▸ What is being asked: A word-for-word reproduction of the listing is required.
[Data to examine — start]
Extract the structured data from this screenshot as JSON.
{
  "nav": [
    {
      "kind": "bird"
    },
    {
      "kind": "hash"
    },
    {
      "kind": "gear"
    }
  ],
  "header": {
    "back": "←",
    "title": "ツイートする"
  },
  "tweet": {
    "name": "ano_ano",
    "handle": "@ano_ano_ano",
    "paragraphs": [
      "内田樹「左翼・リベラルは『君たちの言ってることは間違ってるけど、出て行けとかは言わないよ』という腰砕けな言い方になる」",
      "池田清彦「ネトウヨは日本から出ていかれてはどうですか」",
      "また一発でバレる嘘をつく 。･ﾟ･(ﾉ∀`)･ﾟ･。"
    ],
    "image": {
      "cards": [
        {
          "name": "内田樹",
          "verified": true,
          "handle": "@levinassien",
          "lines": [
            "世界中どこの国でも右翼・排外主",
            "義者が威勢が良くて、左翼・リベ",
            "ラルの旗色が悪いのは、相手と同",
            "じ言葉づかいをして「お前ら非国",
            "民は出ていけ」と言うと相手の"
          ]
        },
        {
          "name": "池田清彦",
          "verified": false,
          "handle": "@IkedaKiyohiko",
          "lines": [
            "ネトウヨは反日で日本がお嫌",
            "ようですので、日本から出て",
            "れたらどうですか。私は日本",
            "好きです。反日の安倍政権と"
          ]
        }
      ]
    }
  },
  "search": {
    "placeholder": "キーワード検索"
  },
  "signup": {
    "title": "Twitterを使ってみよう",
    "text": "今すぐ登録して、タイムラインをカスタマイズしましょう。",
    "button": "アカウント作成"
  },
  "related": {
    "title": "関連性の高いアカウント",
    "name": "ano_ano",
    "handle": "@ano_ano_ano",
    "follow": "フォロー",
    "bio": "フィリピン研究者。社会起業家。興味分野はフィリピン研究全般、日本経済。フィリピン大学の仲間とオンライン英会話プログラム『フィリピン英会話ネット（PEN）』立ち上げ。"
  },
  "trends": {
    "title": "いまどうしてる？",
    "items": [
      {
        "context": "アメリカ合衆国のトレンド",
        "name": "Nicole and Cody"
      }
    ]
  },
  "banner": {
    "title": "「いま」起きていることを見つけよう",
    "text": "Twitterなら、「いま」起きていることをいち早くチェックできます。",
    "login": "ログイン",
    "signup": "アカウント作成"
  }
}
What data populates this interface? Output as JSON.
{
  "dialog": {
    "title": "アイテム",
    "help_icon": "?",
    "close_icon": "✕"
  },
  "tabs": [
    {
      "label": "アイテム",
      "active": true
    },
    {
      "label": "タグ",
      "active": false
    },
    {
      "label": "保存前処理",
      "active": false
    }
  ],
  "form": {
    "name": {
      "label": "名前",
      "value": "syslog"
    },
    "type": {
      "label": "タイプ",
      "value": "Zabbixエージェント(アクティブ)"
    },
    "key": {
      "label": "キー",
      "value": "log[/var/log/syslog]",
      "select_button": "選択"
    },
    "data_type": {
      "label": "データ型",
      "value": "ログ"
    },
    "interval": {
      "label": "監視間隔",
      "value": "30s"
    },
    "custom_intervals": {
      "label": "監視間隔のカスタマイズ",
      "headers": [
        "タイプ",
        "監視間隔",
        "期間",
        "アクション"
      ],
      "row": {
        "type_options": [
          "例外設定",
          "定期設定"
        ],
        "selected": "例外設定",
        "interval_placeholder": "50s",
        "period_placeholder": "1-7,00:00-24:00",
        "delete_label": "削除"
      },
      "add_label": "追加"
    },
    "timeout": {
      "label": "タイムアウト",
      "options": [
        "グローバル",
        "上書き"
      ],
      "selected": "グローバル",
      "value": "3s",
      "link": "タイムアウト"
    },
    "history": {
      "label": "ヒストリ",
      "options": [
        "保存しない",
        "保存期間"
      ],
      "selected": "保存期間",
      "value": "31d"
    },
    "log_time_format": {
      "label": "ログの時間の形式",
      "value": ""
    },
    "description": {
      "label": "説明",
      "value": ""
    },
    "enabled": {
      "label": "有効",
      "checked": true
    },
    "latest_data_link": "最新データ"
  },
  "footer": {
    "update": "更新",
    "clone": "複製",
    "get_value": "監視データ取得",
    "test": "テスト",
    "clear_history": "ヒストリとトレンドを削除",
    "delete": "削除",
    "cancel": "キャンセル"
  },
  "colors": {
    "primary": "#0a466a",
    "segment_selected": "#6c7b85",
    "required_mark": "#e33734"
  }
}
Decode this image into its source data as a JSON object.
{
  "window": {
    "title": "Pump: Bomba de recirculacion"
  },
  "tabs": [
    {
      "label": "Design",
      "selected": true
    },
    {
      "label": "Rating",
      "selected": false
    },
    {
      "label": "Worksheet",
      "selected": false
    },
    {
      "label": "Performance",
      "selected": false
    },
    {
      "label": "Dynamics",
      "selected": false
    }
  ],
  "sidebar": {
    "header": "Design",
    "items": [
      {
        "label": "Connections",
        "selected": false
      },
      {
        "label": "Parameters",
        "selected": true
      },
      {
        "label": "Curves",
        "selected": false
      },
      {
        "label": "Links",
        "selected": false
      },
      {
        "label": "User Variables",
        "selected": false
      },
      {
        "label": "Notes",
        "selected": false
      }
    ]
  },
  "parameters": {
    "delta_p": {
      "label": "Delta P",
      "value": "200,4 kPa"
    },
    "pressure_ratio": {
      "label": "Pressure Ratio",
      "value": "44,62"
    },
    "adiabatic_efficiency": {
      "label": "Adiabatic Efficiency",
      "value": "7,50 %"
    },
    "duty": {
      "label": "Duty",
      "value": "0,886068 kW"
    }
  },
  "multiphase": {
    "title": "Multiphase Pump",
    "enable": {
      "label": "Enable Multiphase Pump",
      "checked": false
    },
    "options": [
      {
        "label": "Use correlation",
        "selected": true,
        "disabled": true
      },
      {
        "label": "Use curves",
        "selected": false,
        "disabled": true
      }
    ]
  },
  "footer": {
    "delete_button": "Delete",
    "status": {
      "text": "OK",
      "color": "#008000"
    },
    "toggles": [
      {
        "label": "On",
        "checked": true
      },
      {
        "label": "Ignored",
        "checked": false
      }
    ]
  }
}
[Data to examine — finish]
▸ Answer area:
Extract the structured data from this screenshot as JSON.
{
  "nav": [
    {
      "kind": "bird"
    },
    {
      "kind": "hash"
    },
    {
      "kind": "gear"
    }
  ],
  "header": {
    "back": "←",
    "title": "ツイートする"
  },
  "tweet": {
    "name": "ano_ano",
    "handle": "@ano_ano_ano",
    "paragraphs": [
      "内田樹「左翼・リベラルは『君たちの言ってることは間違ってるけど、出て行けとかは言わないよ』という腰砕けな言い方になる」",
      "池田清彦「ネトウヨは日本から出ていかれてはどうですか」",
      "また一発でバレる嘘をつく 。･ﾟ･(ﾉ∀`)･ﾟ･。"
    ],
    "image": {
      "cards": [
        {
          "name": "内田樹",
          "verified": true,
          "handle": "@levinassien",
          "lines": [
            "世界中どこの国でも右翼・排外主",
            "義者が威勢が良くて、左翼・リベ",
            "ラルの旗色が悪いのは、相手と同",
            "じ言葉づかいをして「お前ら非国",
            "民は出ていけ」と言うと相手の"
          ]
        },
        {
          "name": "池田清彦",
          "verified": false,
          "handle": "@IkedaKiyohiko",
          "lines": [
            "ネトウヨは反日で日本がお嫌",
            "ようですので、日本から出て",
            "れたらどうですか。私は日本",
            "好きです。反日の安倍政権と"
          ]
        }
      ]
    }
  },
  "search": {
    "placeholder": "キーワード検索"
  },
  "signup": {
    "title": "Twitterを使ってみよう",
    "text": "今すぐ登録して、タイムラインをカスタマイズしましょう。",
    "button": "アカウント作成"
  },
  "related": {
    "title": "関連性の高いアカウント",
    "name": "ano_ano",
    "handle": "@ano_ano_ano",
    "follow": "フォロー",
    "bio": "フィリピン研究者。社会起業家。興味分野はフィリピン研究全般、日本経済。フィリピン大学の仲間とオンライン英会話プログラム『フィリピン英会話ネット（PEN）』立ち上げ。"
  },
  "trends": {
    "title": "いまどうしてる？",
    "items": [
      {
        "context": "アメリカ合衆国のトレンド",
        "name": "Nicole and Cody"
      }
    ]
  },
  "banner": {
    "title": "「いま」起きていることを見つけよう",
    "text": "Twitterなら、「いま」起きていることをいち早くチェックできます。",
    "login": "ログイン",
    "signup": "アカウント作成"
  }
}
What data populates this interface? Output as JSON.
{
  "dialog": {
    "title": "アイテム",
    "help_icon": "?",
    "close_icon": "✕"
  },
  "tabs": [
    {
      "label": "アイテム",
      "active": true
    },
    {
      "label": "タグ",
      "active": false
    },
    {
      "label": "保存前処理",
      "active": false
    }
  ],
  "form": {
    "name": {
      "label": "名前",
      "value": "syslog"
    },
    "type": {
      "label": "タイプ",
      "value": "Zabbixエージェント(アクティブ)"
    },
    "key": {
      "label": "キー",
      "value": "log[/var/log/syslog]",
      "select_button": "選択"
    },
    "data_type": {
      "label": "データ型",
      "value": "ログ"
    },
    "interval": {
      "label": "監視間隔",
      "value": "30s"
    },
    "custom_intervals": {
      "label": "監視間隔のカスタマイズ",
      "headers": [
        "タイプ",
        "監視間隔",
        "期間",
        "アクション"
      ],
      "row": {
        "type_options": [
          "例外設定",
          "定期設定"
        ],
        "selected": "例外設定",
        "interval_placeholder": "50s",
        "period_placeholder": "1-7,00:00-24:00",
        "delete_label": "削除"
      },
      "add_label": "追加"
    },
    "timeout": {
      "label": "タイムアウト",
      "options": [
        "グローバル",
        "上書き"
      ],
      "selected": "グローバル",
      "value": "3s",
      "link": "タイムアウト"
    },
    "history": {
      "label": "ヒストリ",
      "options": [
        "保存しない",
        "保存期間"
      ],
      "selected": "保存期間",
      "value": "31d"
    },
    "log_time_format": {
      "label": "ログの時間の形式",
      "value": ""
    },
    "description": {
      "label": "説明",
      "value": ""
    },
    "enabled": {
      "label": "有効",
      "checked": true
    },
    "latest_data_link": "最新データ"
  },
  "footer": {
    "update": "更新",
    "clone": "複製",
    "get_value": "監視データ取得",
    "test": "テスト",
    "clear_history": "ヒストリとトレンドを削除",
    "delete": "削除",
    "cancel": "キャンセル"
  },
  "colors": {
    "primary": "#0a466a",
    "segment_selected": "#6c7b85",
    "required_mark": "#e33734"
  }
}
Decode this image into its source data as a JSON object.
{
  "window": {
    "title": "Pump: Bomba de recirculacion"
  },
  "tabs": [
    {
      "label": "Design",
      "selected": true
    },
    {
      "label": "Rating",
      "selected": false
    },
    {
      "label": "Worksheet",
      "selected": false
    },
    {
      "label": "Performance",
      "selected": false
    },
    {
      "label": "Dynamics",
      "selected": false
    }
  ],
  "sidebar": {
    "header": "Design",
    "items": [
      {
        "label": "Connections",
        "selected": false
      },
      {
        "label": "Parameters",
        "selected": true
      },
      {
        "label": "Curves",
        "selected": false
      },
      {
        "label": "Links",
        "selected": false
      },
      {
        "label": "User Variables",
        "selected": false
      },
      {
        "label": "Notes",
        "selected": false
      }
    ]
  },
  "parameters": {
    "delta_p": {
      "label": "Delta P",
      "value": "200,4 kPa"
    },
    "pressure_ratio": {
      "label": "Pressure Ratio",
      "value": "44,62"
    },
    "adiabatic_efficiency": {
      "label": "Adiabatic Efficiency",
      "value": "7,50 %"
    },
    "duty": {
      "label": "Duty",
      "value": "0,886068 kW"
    }
  },
  "multiphase": {
    "title": "Multiphase Pump",
    "enable": {
      "label": "Enable Multiphase Pump",
      "checked": false
    },
    "options": [
      {
        "label": "Use correlation",
        "selected": true,
        "disabled": true
      },
      {
        "label": "Use curves",
        "selected": false,
        "disabled": true
      }
    ]
  },
  "footer": {
    "delete_button": "Delete",
    "status": {
      "text": "OK",
      "color": "#008000"
    },
    "toggles": [
      {
        "label": "On",
        "checked": true
      },
      {
        "label": "Ignored",
        "checked": false
      }
    ]
  }
}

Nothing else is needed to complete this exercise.